TASK OBJECTIVE:
All of the listing, from first line to last, should be output exactly; the pictures stay out.

======== TASK MATERIAL ========

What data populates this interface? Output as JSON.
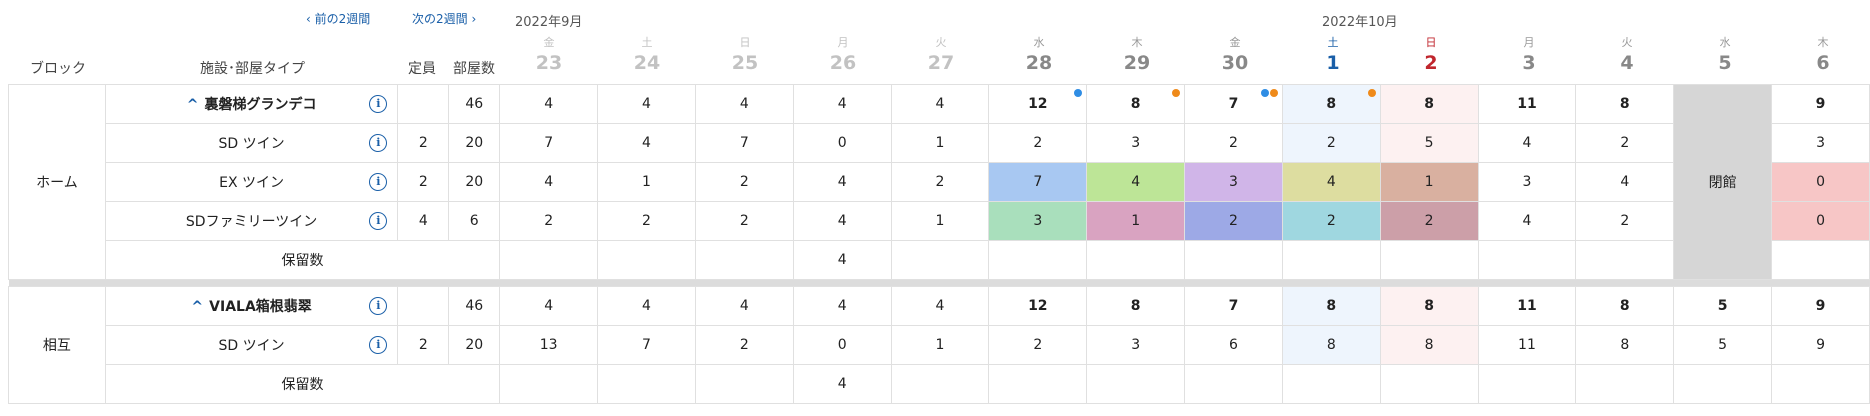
{
  "nav": {
    "prev": "‹ 前の2週間",
    "next": "次の2週間 ›"
  },
  "months": {
    "sep": "2022年9月",
    "oct": "2022年10月"
  },
  "headers": {
    "block": "ブロック",
    "facility": "施設･部屋タイプ",
    "capacity": "定員",
    "rooms": "部屋数"
  },
  "days": [
    {
      "dow": "金",
      "d": "23",
      "kind": "past"
    },
    {
      "dow": "土",
      "d": "24",
      "kind": "past"
    },
    {
      "dow": "日",
      "d": "25",
      "kind": "past"
    },
    {
      "dow": "月",
      "d": "26",
      "kind": "past"
    },
    {
      "dow": "火",
      "d": "27",
      "kind": "past"
    },
    {
      "dow": "水",
      "d": "28",
      "kind": "normal"
    },
    {
      "dow": "木",
      "d": "29",
      "kind": "normal"
    },
    {
      "dow": "金",
      "d": "30",
      "kind": "normal"
    },
    {
      "dow": "土",
      "d": "1",
      "kind": "sat"
    },
    {
      "dow": "日",
      "d": "2",
      "kind": "sun"
    },
    {
      "dow": "月",
      "d": "3",
      "kind": "normal"
    },
    {
      "dow": "火",
      "d": "4",
      "kind": "normal"
    },
    {
      "dow": "水",
      "d": "5",
      "kind": "normal"
    },
    {
      "dow": "木",
      "d": "6",
      "kind": "normal"
    }
  ],
  "blocks": [
    {
      "name": "ホーム",
      "facility": {
        "name": "裏磐梯グランデコ",
        "capacity": "",
        "rooms": "46",
        "values": [
          "4",
          "4",
          "4",
          "4",
          "4",
          "12",
          "8",
          "7",
          "8",
          "8",
          "11",
          "8",
          "",
          "9"
        ]
      },
      "rooms": [
        {
          "name": "SD ツイン",
          "capacity": "2",
          "rooms": "20",
          "values": [
            "7",
            "4",
            "7",
            "0",
            "1",
            "2",
            "3",
            "2",
            "2",
            "5",
            "4",
            "2",
            "",
            "3"
          ]
        },
        {
          "name": "EX ツイン",
          "capacity": "2",
          "rooms": "20",
          "values": [
            "4",
            "1",
            "2",
            "4",
            "2",
            "7",
            "4",
            "3",
            "4",
            "1",
            "3",
            "4",
            "",
            "0"
          ]
        },
        {
          "name": "SDファミリーツイン",
          "capacity": "4",
          "rooms": "6",
          "values": [
            "2",
            "2",
            "2",
            "4",
            "1",
            "3",
            "1",
            "2",
            "2",
            "2",
            "4",
            "2",
            "",
            "0"
          ]
        }
      ],
      "hold_label": "保留数",
      "hold_value": "4",
      "closed_label": "閉館"
    },
    {
      "name": "相互",
      "facility": {
        "name": "VIALA箱根翡翠",
        "capacity": "",
        "rooms": "46",
        "values": [
          "4",
          "4",
          "4",
          "4",
          "4",
          "12",
          "8",
          "7",
          "8",
          "8",
          "11",
          "8",
          "5",
          "9"
        ]
      },
      "rooms": [
        {
          "name": "SD ツイン",
          "capacity": "2",
          "rooms": "20",
          "values": [
            "13",
            "7",
            "2",
            "0",
            "1",
            "2",
            "3",
            "6",
            "8",
            "8",
            "11",
            "8",
            "5",
            "9"
          ]
        }
      ],
      "hold_label": "保留数",
      "hold_value": "4"
    }
  ],
  "colors": {
    "ex_28": "#a8c8f2",
    "ex_29": "#bde597",
    "ex_30": "#d0b5e8",
    "ex_1": "#dddda0",
    "ex_2": "#d9b0a0",
    "fam_28": "#a9dfbc",
    "fam_29": "#d9a3c1",
    "fam_30": "#9da9e6",
    "fam_1": "#9fd7e0",
    "fam_2": "#cc9fa8",
    "closed": "#d6d6d6",
    "zero": "#f7c6c6",
    "accent": "#1a5fa8"
  },
  "icons": {
    "info": "info-circle-icon",
    "collapse": "chevron-up-icon",
    "reserved_blue": "dot-icon",
    "reserved_orange": "dot-icon"
  }
}
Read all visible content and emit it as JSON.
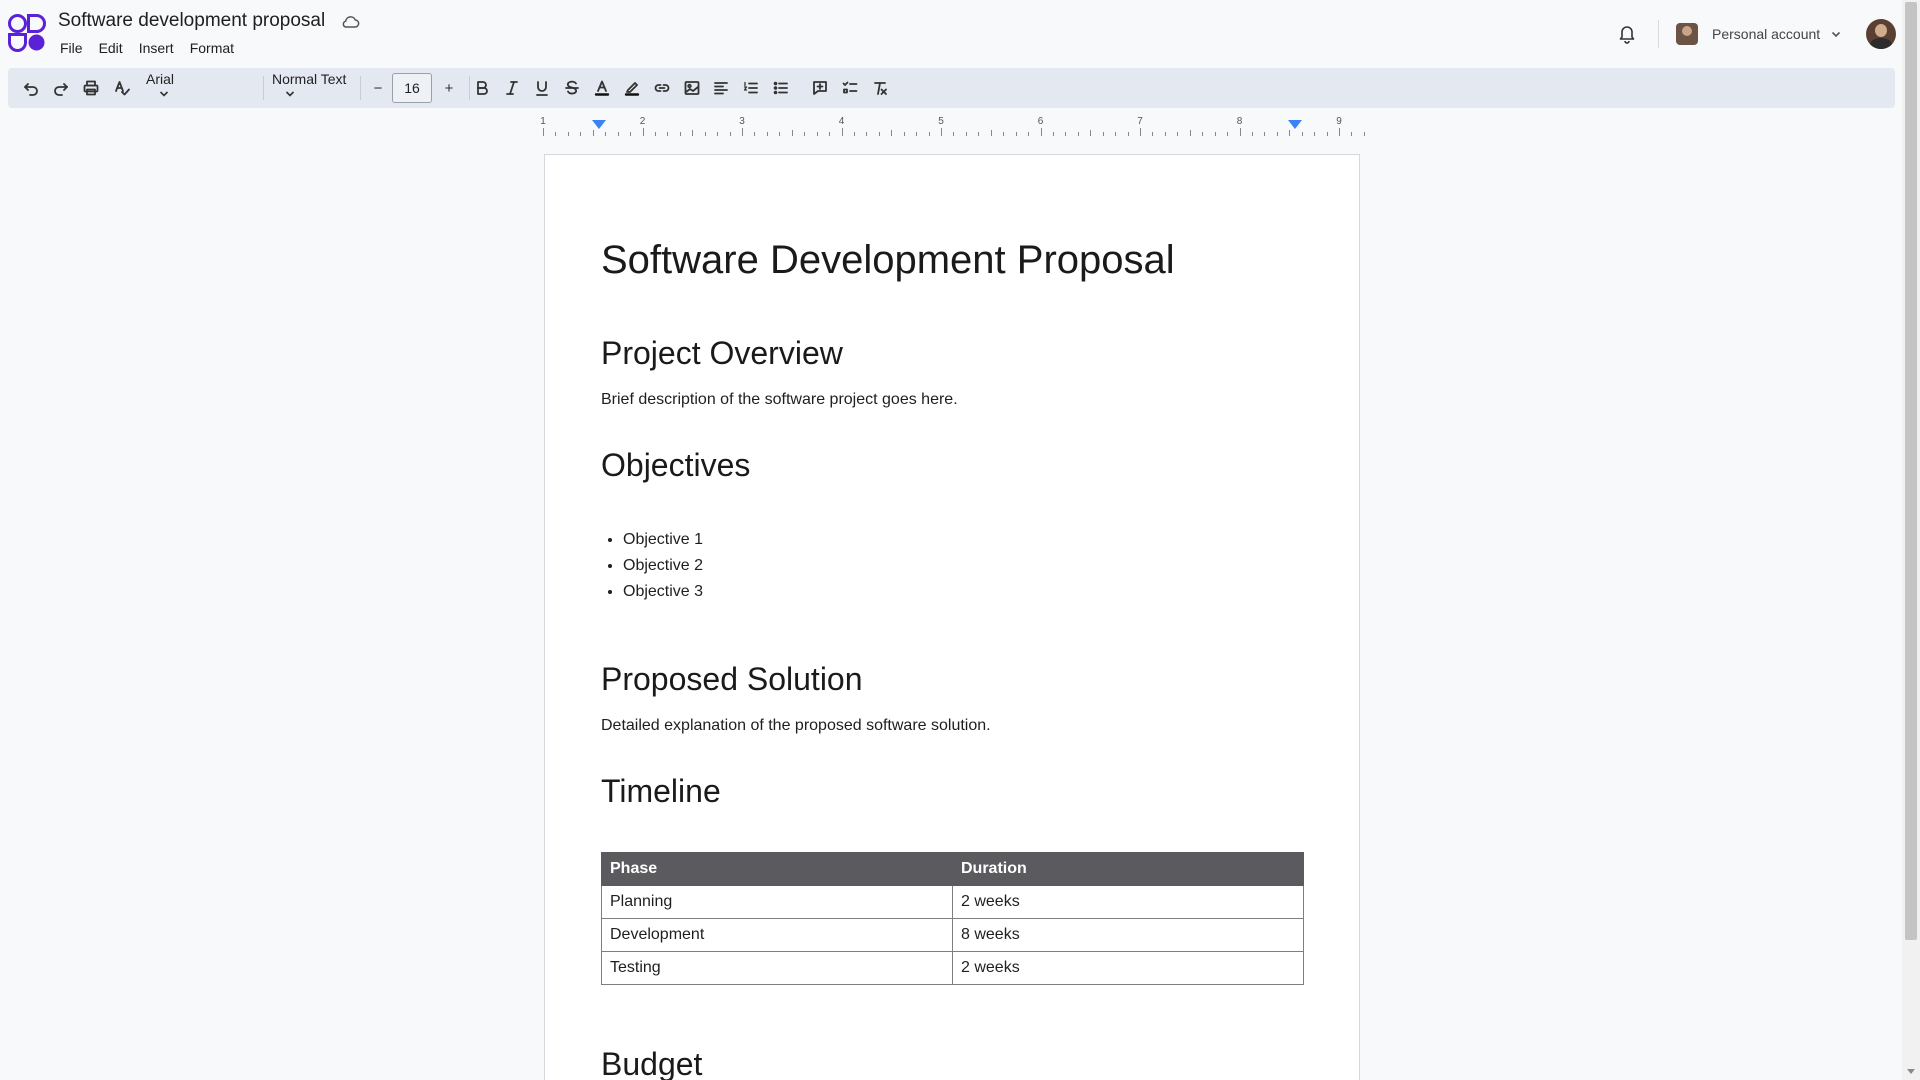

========

TASK RESULT:
What data populates this interface? Output as JSON.
{
  "nav": {
    "prev": "‹ 前の2週間",
    "next": "次の2週間 ›"
  },
  "months": {
    "sep": "2022年9月",
    "oct": "2022年10月"
  },
  "headers": {
    "block": "ブロック",
    "facility": "施設･部屋タイプ",
    "capacity": "定員",
    "rooms": "部屋数"
  },
  "days": [
    {
      "dow": "金",
      "d": "23",
      "kind": "past"
    },
    {
      "dow": "土",
      "d": "24",
      "kind": "past"
    },
    {
      "dow": "日",
      "d": "25",
      "kind": "past"
    },
    {
      "dow": "月",
      "d": "26",
      "kind": "past"
    },
    {
      "dow": "火",
      "d": "27",
      "kind": "past"
    },
    {
      "dow": "水",
      "d": "28",
      "kind": "normal"
    },
    {
      "dow": "木",
      "d": "29",
      "kind": "normal"
    },
    {
      "dow": "金",
      "d": "30",
      "kind": "normal"
    },
    {
      "dow": "土",
      "d": "1",
      "kind": "sat"
    },
    {
      "dow": "日",
      "d": "2",
      "kind": "sun"
    },
    {
      "dow": "月",
      "d": "3",
      "kind": "normal"
    },
    {
      "dow": "火",
      "d": "4",
      "kind": "normal"
    },
    {
      "dow": "水",
      "d": "5",
      "kind": "normal"
    },
    {
      "dow": "木",
      "d": "6",
      "kind": "normal"
    }
  ],
  "blocks": [
    {
      "name": "ホーム",
      "facility": {
        "name": "裏磐梯グランデコ",
        "capacity": "",
        "rooms": "46",
        "values": [
          "4",
          "4",
          "4",
          "4",
          "4",
          "12",
          "8",
          "7",
          "8",
          "8",
          "11",
          "8",
          "",
          "9"
        ]
      },
      "rooms": [
        {
          "name": "SD ツイン",
          "capacity": "2",
          "rooms": "20",
          "values": [
            "7",
            "4",
            "7",
            "0",
            "1",
            "2",
            "3",
            "2",
            "2",
            "5",
            "4",
            "2",
            "",
            "3"
          ]
        },
        {
          "name": "EX ツイン",
          "capacity": "2",
          "rooms": "20",
          "values": [
            "4",
            "1",
            "2",
            "4",
            "2",
            "7",
            "4",
            "3",
            "4",
            "1",
            "3",
            "4",
            "",
            "0"
          ]
        },
        {
          "name": "SDファミリーツイン",
          "capacity": "4",
          "rooms": "6",
          "values": [
            "2",
            "2",
            "2",
            "4",
            "1",
            "3",
            "1",
            "2",
            "2",
            "2",
            "4",
            "2",
            "",
            "0"
          ]
        }
      ],
      "hold_label": "保留数",
      "hold_value": "4",
      "closed_label": "閉館"
    },
    {
      "name": "相互",
      "facility": {
        "name": "VIALA箱根翡翠",
        "capacity": "",
        "rooms": "46",
        "values": [
          "4",
          "4",
          "4",
          "4",
          "4",
          "12",
          "8",
          "7",
          "8",
          "8",
          "11",
          "8",
          "5",
          "9"
        ]
      },
      "rooms": [
        {
          "name": "SD ツイン",
          "capacity": "2",
          "rooms": "20",
          "values": [
            "13",
            "7",
            "2",
            "0",
            "1",
            "2",
            "3",
            "6",
            "8",
            "8",
            "11",
            "8",
            "5",
            "9"
          ]
        }
      ],
      "hold_label": "保留数",
      "hold_value": "4"
    }
  ],
  "colors": {
    "ex_28": "#a8c8f2",
    "ex_29": "#bde597",
    "ex_30": "#d0b5e8",
    "ex_1": "#dddda0",
    "ex_2": "#d9b0a0",
    "fam_28": "#a9dfbc",
    "fam_29": "#d9a3c1",
    "fam_30": "#9da9e6",
    "fam_1": "#9fd7e0",
    "fam_2": "#cc9fa8",
    "closed": "#d6d6d6",
    "zero": "#f7c6c6",
    "accent": "#1a5fa8"
  },
  "icons": {
    "info": "info-circle-icon",
    "collapse": "chevron-up-icon",
    "reserved_blue": "dot-icon",
    "reserved_orange": "dot-icon"
  }
}
Read all visible content and emit it as JSON.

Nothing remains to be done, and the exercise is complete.